-- Opening Marker --

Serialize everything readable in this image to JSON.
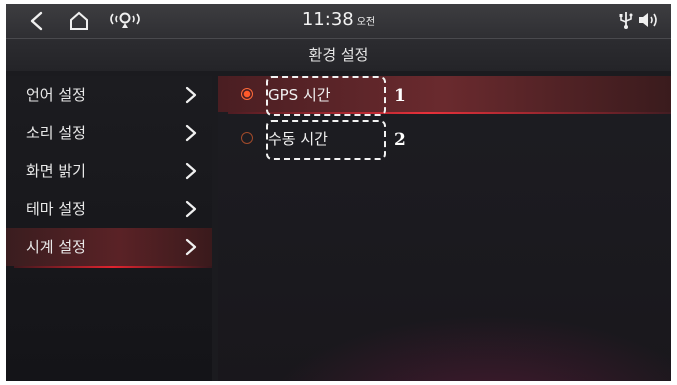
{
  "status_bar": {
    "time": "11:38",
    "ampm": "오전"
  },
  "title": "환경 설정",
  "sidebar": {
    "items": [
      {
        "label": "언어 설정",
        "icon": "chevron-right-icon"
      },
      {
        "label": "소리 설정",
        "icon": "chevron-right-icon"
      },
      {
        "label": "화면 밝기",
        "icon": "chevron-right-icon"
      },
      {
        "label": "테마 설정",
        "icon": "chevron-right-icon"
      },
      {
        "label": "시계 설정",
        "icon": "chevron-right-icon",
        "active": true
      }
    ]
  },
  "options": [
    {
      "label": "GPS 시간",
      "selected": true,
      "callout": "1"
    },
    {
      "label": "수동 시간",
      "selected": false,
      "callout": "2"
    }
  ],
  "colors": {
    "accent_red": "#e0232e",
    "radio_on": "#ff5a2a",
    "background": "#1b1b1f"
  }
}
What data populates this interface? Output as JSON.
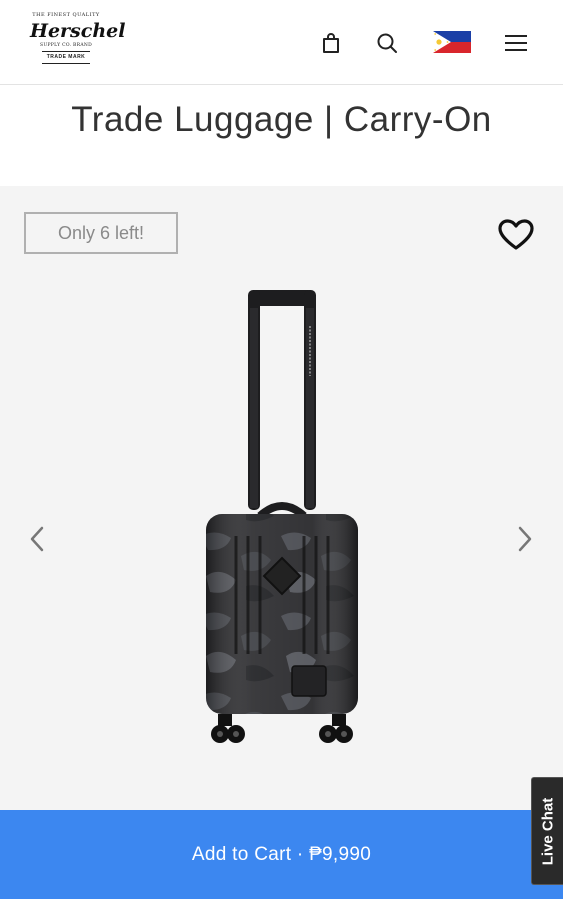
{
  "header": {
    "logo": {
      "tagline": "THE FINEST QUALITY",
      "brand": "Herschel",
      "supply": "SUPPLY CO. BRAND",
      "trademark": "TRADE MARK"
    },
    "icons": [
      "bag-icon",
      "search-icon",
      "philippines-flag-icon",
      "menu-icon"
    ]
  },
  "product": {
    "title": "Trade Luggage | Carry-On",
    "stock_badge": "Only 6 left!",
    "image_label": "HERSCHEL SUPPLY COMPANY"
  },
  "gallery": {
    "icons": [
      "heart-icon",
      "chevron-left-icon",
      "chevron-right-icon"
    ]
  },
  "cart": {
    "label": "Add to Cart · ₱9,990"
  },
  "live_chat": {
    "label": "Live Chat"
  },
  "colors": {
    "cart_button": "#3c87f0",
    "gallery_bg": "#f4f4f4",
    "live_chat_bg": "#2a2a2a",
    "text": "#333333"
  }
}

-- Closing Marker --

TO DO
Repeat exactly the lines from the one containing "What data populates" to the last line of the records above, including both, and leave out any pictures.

SOLVED EXERCISE
What data populates this interface? Output as JSON.
{
  "header": {
    "logo": {
      "tagline": "THE FINEST QUALITY",
      "brand": "Herschel",
      "supply": "SUPPLY CO. BRAND",
      "trademark": "TRADE MARK"
    },
    "icons": [
      "bag-icon",
      "search-icon",
      "philippines-flag-icon",
      "menu-icon"
    ]
  },
  "product": {
    "title": "Trade Luggage | Carry-On",
    "stock_badge": "Only 6 left!",
    "image_label": "HERSCHEL SUPPLY COMPANY"
  },
  "gallery": {
    "icons": [
      "heart-icon",
      "chevron-left-icon",
      "chevron-right-icon"
    ]
  },
  "cart": {
    "label": "Add to Cart · ₱9,990"
  },
  "live_chat": {
    "label": "Live Chat"
  },
  "colors": {
    "cart_button": "#3c87f0",
    "gallery_bg": "#f4f4f4",
    "live_chat_bg": "#2a2a2a",
    "text": "#333333"
  }
}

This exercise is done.